• _WHAT NEEDS TO BE DONE_: The full set of records must be printed exactly as given.

• _TASK DATA_:

########################################

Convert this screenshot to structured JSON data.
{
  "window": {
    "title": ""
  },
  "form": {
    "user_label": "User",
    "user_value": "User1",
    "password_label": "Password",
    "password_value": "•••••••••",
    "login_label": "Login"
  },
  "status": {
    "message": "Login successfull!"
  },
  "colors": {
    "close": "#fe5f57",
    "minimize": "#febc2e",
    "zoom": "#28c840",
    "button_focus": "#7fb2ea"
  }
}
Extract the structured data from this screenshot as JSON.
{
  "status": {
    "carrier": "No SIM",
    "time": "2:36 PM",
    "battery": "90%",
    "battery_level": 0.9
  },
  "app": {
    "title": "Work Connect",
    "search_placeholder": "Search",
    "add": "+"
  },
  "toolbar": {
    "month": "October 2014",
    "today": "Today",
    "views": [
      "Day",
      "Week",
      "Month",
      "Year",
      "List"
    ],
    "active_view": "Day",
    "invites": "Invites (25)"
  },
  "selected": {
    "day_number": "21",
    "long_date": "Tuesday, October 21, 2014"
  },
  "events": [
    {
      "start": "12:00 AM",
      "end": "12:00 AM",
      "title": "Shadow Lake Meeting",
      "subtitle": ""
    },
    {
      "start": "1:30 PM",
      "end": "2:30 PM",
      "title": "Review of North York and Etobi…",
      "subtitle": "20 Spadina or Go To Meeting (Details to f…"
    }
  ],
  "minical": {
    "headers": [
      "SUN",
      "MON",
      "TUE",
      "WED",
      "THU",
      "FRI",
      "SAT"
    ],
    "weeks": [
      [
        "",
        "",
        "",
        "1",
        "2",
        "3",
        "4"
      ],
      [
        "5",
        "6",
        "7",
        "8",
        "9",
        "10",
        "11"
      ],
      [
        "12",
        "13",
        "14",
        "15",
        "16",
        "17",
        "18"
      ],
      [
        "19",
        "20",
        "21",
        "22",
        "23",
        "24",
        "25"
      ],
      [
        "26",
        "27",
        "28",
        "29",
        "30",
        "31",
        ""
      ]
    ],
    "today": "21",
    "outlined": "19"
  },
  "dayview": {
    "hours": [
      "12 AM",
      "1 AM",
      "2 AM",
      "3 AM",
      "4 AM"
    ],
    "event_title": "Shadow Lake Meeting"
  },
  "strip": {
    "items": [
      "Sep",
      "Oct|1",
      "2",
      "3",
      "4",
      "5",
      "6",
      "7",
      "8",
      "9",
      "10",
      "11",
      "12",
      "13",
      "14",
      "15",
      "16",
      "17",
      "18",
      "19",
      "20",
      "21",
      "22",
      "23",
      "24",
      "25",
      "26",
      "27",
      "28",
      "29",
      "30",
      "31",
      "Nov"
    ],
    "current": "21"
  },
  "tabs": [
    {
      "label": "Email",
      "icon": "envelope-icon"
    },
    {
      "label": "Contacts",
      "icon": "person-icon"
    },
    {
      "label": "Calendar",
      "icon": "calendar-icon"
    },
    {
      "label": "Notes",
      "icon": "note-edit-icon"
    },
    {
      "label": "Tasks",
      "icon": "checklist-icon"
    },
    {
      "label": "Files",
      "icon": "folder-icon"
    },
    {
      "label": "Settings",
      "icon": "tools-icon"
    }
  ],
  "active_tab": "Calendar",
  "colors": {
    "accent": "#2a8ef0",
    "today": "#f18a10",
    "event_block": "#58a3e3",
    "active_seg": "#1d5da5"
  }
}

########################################

• _EXERCISE OUTPUT_:
Convert this screenshot to structured JSON data.
{
  "window": {
    "title": ""
  },
  "form": {
    "user_label": "User",
    "user_value": "User1",
    "password_label": "Password",
    "password_value": "•••••••••",
    "login_label": "Login"
  },
  "status": {
    "message": "Login successfull!"
  },
  "colors": {
    "close": "#fe5f57",
    "minimize": "#febc2e",
    "zoom": "#28c840",
    "button_focus": "#7fb2ea"
  }
}
Extract the structured data from this screenshot as JSON.
{
  "status": {
    "carrier": "No SIM",
    "time": "2:36 PM",
    "battery": "90%",
    "battery_level": 0.9
  },
  "app": {
    "title": "Work Connect",
    "search_placeholder": "Search",
    "add": "+"
  },
  "toolbar": {
    "month": "October 2014",
    "today": "Today",
    "views": [
      "Day",
      "Week",
      "Month",
      "Year",
      "List"
    ],
    "active_view": "Day",
    "invites": "Invites (25)"
  },
  "selected": {
    "day_number": "21",
    "long_date": "Tuesday, October 21, 2014"
  },
  "events": [
    {
      "start": "12:00 AM",
      "end": "12:00 AM",
      "title": "Shadow Lake Meeting",
      "subtitle": ""
    },
    {
      "start": "1:30 PM",
      "end": "2:30 PM",
      "title": "Review of North York and Etobi…",
      "subtitle": "20 Spadina or Go To Meeting (Details to f…"
    }
  ],
  "minical": {
    "headers": [
      "SUN",
      "MON",
      "TUE",
      "WED",
      "THU",
      "FRI",
      "SAT"
    ],
    "weeks": [
      [
        "",
        "",
        "",
        "1",
        "2",
        "3",
        "4"
      ],
      [
        "5",
        "6",
        "7",
        "8",
        "9",
        "10",
        "11"
      ],
      [
        "12",
        "13",
        "14",
        "15",
        "16",
        "17",
        "18"
      ],
      [
        "19",
        "20",
        "21",
        "22",
        "23",
        "24",
        "25"
      ],
      [
        "26",
        "27",
        "28",
        "29",
        "30",
        "31",
        ""
      ]
    ],
    "today": "21",
    "outlined": "19"
  },
  "dayview": {
    "hours": [
      "12 AM",
      "1 AM",
      "2 AM",
      "3 AM",
      "4 AM"
    ],
    "event_title": "Shadow Lake Meeting"
  },
  "strip": {
    "items": [
      "Sep",
      "Oct|1",
      "2",
      "3",
      "4",
      "5",
      "6",
      "7",
      "8",
      "9",
      "10",
      "11",
      "12",
      "13",
      "14",
      "15",
      "16",
      "17",
      "18",
      "19",
      "20",
      "21",
      "22",
      "23",
      "24",
      "25",
      "26",
      "27",
      "28",
      "29",
      "30",
      "31",
      "Nov"
    ],
    "current": "21"
  },
  "tabs": [
    {
      "label": "Email",
      "icon": "envelope-icon"
    },
    {
      "label": "Contacts",
      "icon": "person-icon"
    },
    {
      "label": "Calendar",
      "icon": "calendar-icon"
    },
    {
      "label": "Notes",
      "icon": "note-edit-icon"
    },
    {
      "label": "Tasks",
      "icon": "checklist-icon"
    },
    {
      "label": "Files",
      "icon": "folder-icon"
    },
    {
      "label": "Settings",
      "icon": "tools-icon"
    }
  ],
  "active_tab": "Calendar",
  "colors": {
    "accent": "#2a8ef0",
    "today": "#f18a10",
    "event_block": "#58a3e3",
    "active_seg": "#1d5da5"
  }
}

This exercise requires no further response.